PEP Review IX-2-4
Ethylene Glycols, Direct Oxidation
Published: January 1974
Ethylene and propylene glycols have generally been produced by hydration of the corresponding oxides. The latter are made from ethylene by catalytic oxidation and from propylene by either a chlorohydrin or a peroxidation process. Literature indicates that several companies have developed glycol processes based on the direct catalytic oxidation of the olefins, in the presence of acetic acid, to glycol acetates. The acetates are then hydrolyzed to the glycols, thus avoiding the intermediate production of the olefin oxides.

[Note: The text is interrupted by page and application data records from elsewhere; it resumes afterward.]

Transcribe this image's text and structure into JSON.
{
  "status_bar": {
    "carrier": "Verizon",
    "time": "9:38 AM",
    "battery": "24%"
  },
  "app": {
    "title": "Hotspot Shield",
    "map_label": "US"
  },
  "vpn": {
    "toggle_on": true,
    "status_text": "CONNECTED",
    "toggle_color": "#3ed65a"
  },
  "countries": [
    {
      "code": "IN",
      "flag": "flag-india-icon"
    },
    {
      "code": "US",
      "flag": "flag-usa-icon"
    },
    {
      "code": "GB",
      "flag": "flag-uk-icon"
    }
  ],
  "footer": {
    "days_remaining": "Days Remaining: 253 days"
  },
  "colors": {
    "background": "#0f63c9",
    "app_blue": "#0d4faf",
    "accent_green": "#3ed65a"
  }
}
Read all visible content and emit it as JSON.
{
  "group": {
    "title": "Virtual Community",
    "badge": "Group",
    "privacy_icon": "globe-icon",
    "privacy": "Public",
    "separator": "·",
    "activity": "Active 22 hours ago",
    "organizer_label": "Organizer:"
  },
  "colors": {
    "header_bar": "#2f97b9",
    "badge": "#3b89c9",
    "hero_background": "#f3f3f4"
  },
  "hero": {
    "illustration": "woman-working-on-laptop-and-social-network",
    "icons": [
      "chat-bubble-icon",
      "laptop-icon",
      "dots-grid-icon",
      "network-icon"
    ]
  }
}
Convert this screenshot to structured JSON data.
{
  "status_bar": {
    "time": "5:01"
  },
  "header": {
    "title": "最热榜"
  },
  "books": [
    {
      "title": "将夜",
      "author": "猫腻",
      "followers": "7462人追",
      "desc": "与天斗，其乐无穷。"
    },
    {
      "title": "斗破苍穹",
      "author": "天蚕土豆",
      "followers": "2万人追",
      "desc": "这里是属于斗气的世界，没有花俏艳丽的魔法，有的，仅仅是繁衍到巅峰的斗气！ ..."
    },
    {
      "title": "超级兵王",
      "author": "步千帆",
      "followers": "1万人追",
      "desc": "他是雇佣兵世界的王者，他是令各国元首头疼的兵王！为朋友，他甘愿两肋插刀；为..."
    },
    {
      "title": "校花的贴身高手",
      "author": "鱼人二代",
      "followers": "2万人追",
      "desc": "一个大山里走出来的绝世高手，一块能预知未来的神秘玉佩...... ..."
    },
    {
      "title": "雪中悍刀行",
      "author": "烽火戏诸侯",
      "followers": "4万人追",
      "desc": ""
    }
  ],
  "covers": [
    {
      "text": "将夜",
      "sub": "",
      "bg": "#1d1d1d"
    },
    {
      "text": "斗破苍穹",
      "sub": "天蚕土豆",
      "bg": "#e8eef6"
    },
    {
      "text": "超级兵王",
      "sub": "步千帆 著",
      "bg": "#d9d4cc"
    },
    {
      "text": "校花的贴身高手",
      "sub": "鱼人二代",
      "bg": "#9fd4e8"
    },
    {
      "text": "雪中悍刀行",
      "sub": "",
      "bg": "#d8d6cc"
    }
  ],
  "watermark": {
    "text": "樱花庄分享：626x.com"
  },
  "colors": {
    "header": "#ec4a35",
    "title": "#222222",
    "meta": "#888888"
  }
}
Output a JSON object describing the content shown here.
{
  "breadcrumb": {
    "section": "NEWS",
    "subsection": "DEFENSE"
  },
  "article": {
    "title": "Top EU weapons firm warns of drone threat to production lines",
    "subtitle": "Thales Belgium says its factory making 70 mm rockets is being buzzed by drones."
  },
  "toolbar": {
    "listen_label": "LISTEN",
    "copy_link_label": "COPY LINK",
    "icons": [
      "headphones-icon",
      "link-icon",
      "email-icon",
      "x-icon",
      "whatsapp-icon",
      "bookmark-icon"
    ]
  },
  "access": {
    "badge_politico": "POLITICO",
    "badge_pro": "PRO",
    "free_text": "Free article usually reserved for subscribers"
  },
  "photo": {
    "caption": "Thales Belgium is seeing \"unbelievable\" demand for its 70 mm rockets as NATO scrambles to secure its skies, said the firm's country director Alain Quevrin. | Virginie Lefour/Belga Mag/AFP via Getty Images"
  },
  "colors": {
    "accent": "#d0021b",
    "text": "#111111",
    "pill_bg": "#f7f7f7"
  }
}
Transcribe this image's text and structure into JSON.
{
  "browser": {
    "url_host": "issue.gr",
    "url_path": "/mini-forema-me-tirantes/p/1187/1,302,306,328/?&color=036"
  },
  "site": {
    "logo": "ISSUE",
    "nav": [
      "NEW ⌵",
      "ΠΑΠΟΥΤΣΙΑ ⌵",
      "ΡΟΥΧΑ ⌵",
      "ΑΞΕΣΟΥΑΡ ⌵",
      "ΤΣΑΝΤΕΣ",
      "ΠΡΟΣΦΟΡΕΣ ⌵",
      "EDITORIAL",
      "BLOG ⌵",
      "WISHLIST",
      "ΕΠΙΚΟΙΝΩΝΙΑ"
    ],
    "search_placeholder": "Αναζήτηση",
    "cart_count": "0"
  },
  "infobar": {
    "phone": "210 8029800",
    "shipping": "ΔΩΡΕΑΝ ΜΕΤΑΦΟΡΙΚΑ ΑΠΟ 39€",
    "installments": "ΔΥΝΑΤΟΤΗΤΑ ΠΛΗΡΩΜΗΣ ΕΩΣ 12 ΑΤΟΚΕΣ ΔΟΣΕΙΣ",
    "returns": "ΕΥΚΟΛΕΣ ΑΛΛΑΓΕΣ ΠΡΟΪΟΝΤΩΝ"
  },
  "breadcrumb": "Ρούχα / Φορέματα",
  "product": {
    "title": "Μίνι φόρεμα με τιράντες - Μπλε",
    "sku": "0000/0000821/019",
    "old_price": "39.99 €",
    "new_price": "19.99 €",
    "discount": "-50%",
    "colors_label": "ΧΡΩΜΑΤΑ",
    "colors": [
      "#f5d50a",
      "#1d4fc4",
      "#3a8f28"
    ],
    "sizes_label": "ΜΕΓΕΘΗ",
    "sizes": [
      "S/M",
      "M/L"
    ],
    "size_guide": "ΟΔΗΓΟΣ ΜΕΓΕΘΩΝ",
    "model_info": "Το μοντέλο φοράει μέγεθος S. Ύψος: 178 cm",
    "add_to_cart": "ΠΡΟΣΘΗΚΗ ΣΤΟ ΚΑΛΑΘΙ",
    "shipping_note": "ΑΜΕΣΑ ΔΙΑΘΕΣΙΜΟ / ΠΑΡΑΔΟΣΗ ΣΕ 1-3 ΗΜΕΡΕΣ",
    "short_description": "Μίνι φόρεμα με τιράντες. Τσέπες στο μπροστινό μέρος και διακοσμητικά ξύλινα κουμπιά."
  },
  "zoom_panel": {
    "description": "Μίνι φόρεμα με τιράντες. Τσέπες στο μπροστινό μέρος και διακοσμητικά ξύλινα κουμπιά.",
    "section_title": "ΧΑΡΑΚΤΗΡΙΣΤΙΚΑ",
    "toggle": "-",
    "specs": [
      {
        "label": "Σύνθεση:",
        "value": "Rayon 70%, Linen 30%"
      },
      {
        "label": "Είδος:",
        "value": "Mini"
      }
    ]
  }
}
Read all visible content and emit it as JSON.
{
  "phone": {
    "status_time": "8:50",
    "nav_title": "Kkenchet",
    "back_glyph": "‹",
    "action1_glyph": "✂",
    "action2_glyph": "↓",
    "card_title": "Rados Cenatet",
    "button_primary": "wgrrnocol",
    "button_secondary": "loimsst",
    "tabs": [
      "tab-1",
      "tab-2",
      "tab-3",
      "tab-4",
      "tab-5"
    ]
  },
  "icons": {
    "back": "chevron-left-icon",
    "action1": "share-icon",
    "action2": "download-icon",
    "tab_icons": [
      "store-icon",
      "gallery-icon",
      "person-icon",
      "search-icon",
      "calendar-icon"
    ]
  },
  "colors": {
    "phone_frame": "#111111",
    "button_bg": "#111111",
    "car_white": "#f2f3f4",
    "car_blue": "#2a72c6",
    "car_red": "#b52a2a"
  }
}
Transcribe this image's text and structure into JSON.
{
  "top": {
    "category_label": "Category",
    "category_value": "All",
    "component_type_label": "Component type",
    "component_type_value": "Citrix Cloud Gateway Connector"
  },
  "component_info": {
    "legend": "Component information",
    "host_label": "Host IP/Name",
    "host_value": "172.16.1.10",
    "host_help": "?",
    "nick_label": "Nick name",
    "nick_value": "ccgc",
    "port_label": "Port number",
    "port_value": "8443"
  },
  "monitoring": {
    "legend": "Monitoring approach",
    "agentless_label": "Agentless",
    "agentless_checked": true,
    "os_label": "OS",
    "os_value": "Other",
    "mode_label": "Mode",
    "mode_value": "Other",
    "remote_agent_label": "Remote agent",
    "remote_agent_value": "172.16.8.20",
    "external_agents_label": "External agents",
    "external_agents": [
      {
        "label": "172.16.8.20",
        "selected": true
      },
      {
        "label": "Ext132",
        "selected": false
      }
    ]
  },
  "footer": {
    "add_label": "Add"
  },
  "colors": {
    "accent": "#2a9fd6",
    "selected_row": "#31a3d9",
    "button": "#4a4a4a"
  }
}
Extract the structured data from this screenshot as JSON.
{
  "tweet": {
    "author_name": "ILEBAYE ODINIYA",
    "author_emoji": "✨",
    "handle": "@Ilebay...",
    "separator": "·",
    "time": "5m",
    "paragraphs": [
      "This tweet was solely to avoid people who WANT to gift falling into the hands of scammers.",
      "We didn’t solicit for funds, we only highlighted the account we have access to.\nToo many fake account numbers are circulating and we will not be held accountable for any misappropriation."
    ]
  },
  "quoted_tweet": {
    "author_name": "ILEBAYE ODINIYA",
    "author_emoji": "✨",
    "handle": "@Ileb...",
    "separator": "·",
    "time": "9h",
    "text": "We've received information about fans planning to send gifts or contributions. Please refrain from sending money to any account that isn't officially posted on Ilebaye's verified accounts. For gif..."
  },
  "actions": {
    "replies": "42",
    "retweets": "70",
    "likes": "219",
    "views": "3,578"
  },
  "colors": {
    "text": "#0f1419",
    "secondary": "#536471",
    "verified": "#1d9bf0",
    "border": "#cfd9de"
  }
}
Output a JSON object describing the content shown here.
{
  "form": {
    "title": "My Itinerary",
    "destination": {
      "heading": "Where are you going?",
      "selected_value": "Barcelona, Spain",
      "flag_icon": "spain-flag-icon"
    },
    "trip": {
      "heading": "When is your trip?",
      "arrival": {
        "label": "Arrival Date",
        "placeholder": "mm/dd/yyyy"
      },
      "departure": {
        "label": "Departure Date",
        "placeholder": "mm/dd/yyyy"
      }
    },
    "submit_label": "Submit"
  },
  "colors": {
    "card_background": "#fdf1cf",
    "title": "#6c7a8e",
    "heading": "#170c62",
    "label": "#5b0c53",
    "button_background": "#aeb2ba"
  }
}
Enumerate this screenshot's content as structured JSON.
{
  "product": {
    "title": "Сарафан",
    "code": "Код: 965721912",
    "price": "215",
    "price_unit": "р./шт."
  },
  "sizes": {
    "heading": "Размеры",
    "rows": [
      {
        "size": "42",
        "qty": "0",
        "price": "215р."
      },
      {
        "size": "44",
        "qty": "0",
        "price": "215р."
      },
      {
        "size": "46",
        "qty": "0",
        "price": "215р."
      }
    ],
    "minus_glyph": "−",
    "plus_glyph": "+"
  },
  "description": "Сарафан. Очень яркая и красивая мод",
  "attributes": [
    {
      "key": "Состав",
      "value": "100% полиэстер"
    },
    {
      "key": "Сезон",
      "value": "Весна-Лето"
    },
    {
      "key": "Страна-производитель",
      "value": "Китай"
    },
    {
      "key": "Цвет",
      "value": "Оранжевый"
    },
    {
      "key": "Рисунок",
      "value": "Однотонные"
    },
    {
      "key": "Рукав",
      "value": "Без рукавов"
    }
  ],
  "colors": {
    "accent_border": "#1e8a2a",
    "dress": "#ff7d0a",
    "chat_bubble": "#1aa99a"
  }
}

Rough design and economic studies have been made on a direct oxidation process for the large scale production of ethylene glycol, and the economics compared with the two-step synthesis through ethylene oxide. It is concluded that direct oxidation looks quite promising, permitting savings in both investment and production cost.